Over 90 percent of people who tested the beta or release candidate versions of Windows 7 described the product as "good" or "extremely good" and would recommend it to others. And get this: A whopping 80 percent of testers who identified themselves as Mac users said that they, too, would recommend Windows 7. Somewhere, a badly beaten Snow Leopard is licking its wounds.

Most telling for the future was Microsoft's quarterly earnings announcement. Normally, the software giant would have announced its results Thursday after the closing of financial markets. But instead of stepping on the Windows 7 launch, the company decided to wait until the next morning.

This delay triggered fears that Microsoft was about to drop another bad-news bomb on the market, and since the results were for the quarter just before its biggest product launch in almost a decade, such an outcome would have been at least understandable.

But that isn't what happened: Microsoft defied all analyst expectations with financial results that gave the company's stock a sudden and welcome boost. Microsoft recorded a profit of $3.57 billion on revenues of $12.92 billion, both down from the same quarter a year ago but better than expected.

Most notable was a $1.47 billion revenue deferral related to Windows 7. This figure represents 50 percent of the revenues Microsoft had recorded for a product that hadn't even shipped yet. So Windows 7 has already accounted for $3 billion in revenue, or almost 25 percent of the company's overall revenues for the quarter.

Here in New York, where I'm still recovering from the after-effects of the various Windows 7-related celebrations I've attended, Microsoft's latest OS still looms large, with building-sized advertisements around the city and even a bright, animated Windows 7/Toshiba ad on the Times Square New Year countdown ball.

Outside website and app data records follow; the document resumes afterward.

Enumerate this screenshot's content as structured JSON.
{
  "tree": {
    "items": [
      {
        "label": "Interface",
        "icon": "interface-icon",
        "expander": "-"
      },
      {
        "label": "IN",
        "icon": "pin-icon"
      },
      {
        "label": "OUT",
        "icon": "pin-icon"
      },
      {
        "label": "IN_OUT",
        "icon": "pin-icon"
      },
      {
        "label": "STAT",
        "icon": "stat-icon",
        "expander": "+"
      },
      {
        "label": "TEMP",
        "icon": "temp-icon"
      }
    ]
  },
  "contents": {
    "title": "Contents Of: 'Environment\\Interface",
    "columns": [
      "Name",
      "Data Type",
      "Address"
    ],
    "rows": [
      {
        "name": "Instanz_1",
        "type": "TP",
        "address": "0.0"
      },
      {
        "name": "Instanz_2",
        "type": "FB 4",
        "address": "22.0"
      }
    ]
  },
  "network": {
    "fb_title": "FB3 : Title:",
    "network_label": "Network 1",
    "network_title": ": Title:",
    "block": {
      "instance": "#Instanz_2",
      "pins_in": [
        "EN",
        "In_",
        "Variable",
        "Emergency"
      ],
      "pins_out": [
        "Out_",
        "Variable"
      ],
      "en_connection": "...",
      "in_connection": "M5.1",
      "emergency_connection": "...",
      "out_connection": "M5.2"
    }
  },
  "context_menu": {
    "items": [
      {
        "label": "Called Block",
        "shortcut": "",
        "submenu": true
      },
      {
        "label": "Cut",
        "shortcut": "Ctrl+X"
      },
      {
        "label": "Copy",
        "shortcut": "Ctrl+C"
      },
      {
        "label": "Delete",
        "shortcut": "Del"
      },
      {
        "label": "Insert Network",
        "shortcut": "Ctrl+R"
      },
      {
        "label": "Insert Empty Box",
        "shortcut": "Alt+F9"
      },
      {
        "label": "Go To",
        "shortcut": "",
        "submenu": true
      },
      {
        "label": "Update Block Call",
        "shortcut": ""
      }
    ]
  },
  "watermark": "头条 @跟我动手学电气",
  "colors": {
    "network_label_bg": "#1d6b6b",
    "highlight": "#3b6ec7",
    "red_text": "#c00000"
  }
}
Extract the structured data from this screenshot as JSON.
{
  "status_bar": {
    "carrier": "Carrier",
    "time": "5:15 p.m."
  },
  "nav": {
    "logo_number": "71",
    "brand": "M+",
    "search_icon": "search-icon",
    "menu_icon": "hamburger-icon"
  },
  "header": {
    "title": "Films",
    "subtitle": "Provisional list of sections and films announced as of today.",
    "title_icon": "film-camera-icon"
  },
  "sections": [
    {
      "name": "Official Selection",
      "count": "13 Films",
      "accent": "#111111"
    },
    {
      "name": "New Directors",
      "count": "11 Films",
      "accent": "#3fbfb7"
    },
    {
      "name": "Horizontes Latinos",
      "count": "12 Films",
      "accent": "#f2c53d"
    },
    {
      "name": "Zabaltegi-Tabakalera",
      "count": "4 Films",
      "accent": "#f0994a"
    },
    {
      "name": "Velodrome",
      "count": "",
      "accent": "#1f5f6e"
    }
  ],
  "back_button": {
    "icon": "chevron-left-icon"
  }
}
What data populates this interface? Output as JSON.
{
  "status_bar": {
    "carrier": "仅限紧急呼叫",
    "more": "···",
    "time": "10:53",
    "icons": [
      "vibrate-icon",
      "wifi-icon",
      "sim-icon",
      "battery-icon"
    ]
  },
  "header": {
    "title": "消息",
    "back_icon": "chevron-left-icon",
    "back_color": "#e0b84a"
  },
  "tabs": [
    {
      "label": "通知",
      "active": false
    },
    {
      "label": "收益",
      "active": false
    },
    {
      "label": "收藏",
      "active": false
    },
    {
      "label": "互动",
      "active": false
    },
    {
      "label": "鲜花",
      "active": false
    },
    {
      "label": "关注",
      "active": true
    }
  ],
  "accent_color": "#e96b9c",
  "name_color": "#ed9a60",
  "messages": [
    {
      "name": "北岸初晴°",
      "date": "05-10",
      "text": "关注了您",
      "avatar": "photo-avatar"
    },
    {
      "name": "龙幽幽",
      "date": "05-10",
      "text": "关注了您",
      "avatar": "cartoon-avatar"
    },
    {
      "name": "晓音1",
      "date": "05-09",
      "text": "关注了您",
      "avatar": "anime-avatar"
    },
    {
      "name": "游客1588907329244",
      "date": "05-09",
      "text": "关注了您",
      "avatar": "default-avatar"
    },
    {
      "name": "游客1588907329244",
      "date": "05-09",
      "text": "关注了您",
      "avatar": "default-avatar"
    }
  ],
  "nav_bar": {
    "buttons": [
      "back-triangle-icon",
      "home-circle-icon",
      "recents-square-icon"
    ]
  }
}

So, congratulations Microsoft. For the first time in a long time, you got everything right.